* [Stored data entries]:
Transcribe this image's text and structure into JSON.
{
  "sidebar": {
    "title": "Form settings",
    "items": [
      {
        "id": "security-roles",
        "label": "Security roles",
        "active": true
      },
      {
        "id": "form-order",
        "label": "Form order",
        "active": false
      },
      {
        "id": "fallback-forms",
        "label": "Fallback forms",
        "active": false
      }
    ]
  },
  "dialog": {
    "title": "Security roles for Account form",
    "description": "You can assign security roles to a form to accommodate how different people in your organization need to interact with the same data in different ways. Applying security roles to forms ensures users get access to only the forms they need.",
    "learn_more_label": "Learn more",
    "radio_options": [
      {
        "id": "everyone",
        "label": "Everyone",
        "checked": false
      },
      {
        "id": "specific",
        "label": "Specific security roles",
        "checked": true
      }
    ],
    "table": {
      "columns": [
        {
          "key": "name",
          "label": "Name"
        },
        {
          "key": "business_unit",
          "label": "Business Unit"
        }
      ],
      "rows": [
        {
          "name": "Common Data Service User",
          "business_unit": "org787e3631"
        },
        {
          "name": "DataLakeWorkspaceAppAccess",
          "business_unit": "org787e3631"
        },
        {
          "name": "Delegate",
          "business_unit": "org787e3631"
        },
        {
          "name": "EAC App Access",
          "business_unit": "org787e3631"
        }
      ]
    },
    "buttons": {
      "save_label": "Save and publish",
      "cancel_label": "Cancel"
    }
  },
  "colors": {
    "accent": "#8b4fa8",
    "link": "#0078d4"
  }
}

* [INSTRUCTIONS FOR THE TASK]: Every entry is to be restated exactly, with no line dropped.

* [ANSWER TO THIS PROBLEM]:
Transcribe this image's text and structure into JSON.
{
  "sidebar": {
    "title": "Form settings",
    "items": [
      {
        "id": "security-roles",
        "label": "Security roles",
        "active": true
      },
      {
        "id": "form-order",
        "label": "Form order",
        "active": false
      },
      {
        "id": "fallback-forms",
        "label": "Fallback forms",
        "active": false
      }
    ]
  },
  "dialog": {
    "title": "Security roles for Account form",
    "description": "You can assign security roles to a form to accommodate how different people in your organization need to interact with the same data in different ways. Applying security roles to forms ensures users get access to only the forms they need.",
    "learn_more_label": "Learn more",
    "radio_options": [
      {
        "id": "everyone",
        "label": "Everyone",
        "checked": false
      },
      {
        "id": "specific",
        "label": "Specific security roles",
        "checked": true
      }
    ],
    "table": {
      "columns": [
        {
          "key": "name",
          "label": "Name"
        },
        {
          "key": "business_unit",
          "label": "Business Unit"
        }
      ],
      "rows": [
        {
          "name": "Common Data Service User",
          "business_unit": "org787e3631"
        },
        {
          "name": "DataLakeWorkspaceAppAccess",
          "business_unit": "org787e3631"
        },
        {
          "name": "Delegate",
          "business_unit": "org787e3631"
        },
        {
          "name": "EAC App Access",
          "business_unit": "org787e3631"
        }
      ]
    },
    "buttons": {
      "save_label": "Save and publish",
      "cancel_label": "Cancel"
    }
  },
  "colors": {
    "accent": "#8b4fa8",
    "link": "#0078d4"
  }
}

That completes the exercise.